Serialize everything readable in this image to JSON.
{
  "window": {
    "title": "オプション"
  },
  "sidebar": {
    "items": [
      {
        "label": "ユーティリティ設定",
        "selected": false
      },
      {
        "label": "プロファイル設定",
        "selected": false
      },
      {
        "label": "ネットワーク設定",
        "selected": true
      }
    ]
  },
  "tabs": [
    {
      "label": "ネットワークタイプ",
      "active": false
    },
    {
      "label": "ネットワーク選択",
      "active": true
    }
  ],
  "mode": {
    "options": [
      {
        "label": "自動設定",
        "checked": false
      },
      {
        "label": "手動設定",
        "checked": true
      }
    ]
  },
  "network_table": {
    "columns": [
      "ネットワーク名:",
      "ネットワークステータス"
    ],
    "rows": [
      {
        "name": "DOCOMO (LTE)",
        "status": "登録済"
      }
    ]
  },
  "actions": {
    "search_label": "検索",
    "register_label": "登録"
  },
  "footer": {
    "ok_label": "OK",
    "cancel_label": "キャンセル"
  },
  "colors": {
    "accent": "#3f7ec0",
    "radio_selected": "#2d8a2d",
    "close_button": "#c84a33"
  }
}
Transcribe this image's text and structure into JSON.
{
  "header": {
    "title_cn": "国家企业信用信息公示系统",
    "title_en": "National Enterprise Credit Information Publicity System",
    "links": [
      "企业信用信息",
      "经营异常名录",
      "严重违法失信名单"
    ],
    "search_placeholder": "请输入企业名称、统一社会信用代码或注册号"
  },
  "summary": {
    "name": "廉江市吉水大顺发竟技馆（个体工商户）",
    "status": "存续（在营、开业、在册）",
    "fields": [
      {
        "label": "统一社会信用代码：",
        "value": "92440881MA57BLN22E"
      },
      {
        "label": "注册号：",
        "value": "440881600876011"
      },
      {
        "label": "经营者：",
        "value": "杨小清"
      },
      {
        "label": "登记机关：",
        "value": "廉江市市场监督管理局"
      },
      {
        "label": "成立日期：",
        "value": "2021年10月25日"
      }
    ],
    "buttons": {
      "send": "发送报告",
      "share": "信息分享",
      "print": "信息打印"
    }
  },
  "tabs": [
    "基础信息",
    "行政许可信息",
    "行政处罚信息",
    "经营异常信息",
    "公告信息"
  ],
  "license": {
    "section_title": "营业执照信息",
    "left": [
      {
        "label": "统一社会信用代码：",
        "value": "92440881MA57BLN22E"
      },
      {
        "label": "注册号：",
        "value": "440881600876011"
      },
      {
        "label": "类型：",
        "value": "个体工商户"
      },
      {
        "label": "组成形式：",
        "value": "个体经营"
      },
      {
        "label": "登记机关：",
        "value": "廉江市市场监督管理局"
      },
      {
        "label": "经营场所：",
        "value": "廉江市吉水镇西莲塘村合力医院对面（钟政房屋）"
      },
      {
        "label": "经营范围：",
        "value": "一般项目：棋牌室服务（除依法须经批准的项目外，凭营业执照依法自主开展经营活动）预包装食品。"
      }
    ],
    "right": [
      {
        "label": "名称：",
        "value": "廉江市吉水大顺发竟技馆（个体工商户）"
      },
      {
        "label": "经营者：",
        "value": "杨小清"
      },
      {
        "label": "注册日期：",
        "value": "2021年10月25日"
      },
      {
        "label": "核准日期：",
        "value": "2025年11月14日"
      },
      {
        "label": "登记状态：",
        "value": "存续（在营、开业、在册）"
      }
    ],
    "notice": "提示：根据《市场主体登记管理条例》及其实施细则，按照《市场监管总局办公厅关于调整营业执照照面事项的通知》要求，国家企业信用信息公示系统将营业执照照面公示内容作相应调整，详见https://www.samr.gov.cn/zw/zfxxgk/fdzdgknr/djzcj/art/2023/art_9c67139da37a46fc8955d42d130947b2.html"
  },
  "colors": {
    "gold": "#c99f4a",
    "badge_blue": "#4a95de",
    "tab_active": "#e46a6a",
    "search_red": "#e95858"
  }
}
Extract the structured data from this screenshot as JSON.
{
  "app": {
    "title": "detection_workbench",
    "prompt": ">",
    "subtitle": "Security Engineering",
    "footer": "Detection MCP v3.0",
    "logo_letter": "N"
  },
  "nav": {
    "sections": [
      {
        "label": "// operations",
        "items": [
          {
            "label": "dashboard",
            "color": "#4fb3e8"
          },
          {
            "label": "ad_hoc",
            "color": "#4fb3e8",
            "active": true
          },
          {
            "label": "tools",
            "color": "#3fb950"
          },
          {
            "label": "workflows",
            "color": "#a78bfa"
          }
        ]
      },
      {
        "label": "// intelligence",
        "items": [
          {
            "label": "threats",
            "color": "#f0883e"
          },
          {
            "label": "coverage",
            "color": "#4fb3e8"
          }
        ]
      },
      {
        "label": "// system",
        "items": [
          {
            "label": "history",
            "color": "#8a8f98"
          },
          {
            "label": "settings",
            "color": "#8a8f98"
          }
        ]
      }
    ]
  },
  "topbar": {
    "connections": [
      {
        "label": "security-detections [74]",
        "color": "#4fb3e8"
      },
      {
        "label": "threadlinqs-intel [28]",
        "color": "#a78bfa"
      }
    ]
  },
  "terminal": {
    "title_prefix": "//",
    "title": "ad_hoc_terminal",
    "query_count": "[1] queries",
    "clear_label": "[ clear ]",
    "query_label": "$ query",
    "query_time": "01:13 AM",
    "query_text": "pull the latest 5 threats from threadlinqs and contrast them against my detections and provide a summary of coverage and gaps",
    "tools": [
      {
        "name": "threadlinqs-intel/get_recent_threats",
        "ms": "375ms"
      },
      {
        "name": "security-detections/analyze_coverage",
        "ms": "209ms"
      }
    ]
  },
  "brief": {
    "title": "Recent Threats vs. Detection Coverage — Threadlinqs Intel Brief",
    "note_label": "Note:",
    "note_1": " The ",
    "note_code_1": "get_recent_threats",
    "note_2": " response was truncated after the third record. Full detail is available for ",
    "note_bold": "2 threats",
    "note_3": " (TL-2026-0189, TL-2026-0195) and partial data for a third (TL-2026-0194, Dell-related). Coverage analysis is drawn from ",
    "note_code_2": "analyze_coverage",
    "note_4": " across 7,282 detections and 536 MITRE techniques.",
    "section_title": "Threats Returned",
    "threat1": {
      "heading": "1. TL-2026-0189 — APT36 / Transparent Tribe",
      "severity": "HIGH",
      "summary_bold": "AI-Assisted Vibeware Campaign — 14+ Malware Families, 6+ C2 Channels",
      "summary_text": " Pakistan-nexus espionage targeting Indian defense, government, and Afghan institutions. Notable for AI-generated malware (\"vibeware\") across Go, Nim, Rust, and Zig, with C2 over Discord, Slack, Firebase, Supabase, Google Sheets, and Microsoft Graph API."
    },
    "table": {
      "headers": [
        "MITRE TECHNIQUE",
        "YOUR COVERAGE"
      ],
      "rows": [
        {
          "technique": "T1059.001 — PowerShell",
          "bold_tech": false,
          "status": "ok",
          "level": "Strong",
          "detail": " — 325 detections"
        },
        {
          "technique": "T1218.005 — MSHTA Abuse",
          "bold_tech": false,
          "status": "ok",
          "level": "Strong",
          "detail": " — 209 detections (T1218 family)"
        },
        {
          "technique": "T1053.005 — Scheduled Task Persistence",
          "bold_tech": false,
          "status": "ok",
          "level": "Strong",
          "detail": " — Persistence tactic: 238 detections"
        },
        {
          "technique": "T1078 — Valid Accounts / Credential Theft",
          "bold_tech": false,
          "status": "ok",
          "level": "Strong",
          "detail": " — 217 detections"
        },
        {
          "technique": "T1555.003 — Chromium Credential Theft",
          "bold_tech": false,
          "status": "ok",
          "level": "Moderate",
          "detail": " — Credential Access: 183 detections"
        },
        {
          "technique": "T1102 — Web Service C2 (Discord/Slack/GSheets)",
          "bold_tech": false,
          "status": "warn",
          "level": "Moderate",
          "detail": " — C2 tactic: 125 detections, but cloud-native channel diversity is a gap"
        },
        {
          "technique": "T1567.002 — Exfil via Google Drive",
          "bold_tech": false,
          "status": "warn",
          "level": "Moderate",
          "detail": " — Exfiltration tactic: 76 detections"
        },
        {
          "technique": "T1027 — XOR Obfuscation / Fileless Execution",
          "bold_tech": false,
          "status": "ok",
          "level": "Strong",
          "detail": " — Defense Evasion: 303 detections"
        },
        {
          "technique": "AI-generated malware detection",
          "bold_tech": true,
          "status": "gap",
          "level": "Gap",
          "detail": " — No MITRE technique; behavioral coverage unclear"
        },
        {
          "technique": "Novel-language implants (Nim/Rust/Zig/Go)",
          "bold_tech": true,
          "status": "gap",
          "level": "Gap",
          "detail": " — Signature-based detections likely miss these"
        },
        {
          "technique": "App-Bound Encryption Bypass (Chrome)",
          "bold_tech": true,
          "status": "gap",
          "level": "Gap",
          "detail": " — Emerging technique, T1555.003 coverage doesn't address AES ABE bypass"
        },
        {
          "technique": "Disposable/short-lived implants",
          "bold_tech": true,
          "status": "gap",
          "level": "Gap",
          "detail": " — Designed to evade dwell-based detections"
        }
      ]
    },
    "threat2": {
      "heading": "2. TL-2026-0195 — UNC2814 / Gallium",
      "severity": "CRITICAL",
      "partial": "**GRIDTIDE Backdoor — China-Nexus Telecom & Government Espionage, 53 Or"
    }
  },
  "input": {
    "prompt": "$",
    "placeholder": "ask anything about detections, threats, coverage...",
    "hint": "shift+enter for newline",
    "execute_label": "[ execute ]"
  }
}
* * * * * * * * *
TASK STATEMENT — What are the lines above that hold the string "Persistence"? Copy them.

TASK ANSWER —
          "technique": "T1053.005 — Scheduled Task Persistence",
          "detail": " — Persistence tactic: 238 detections"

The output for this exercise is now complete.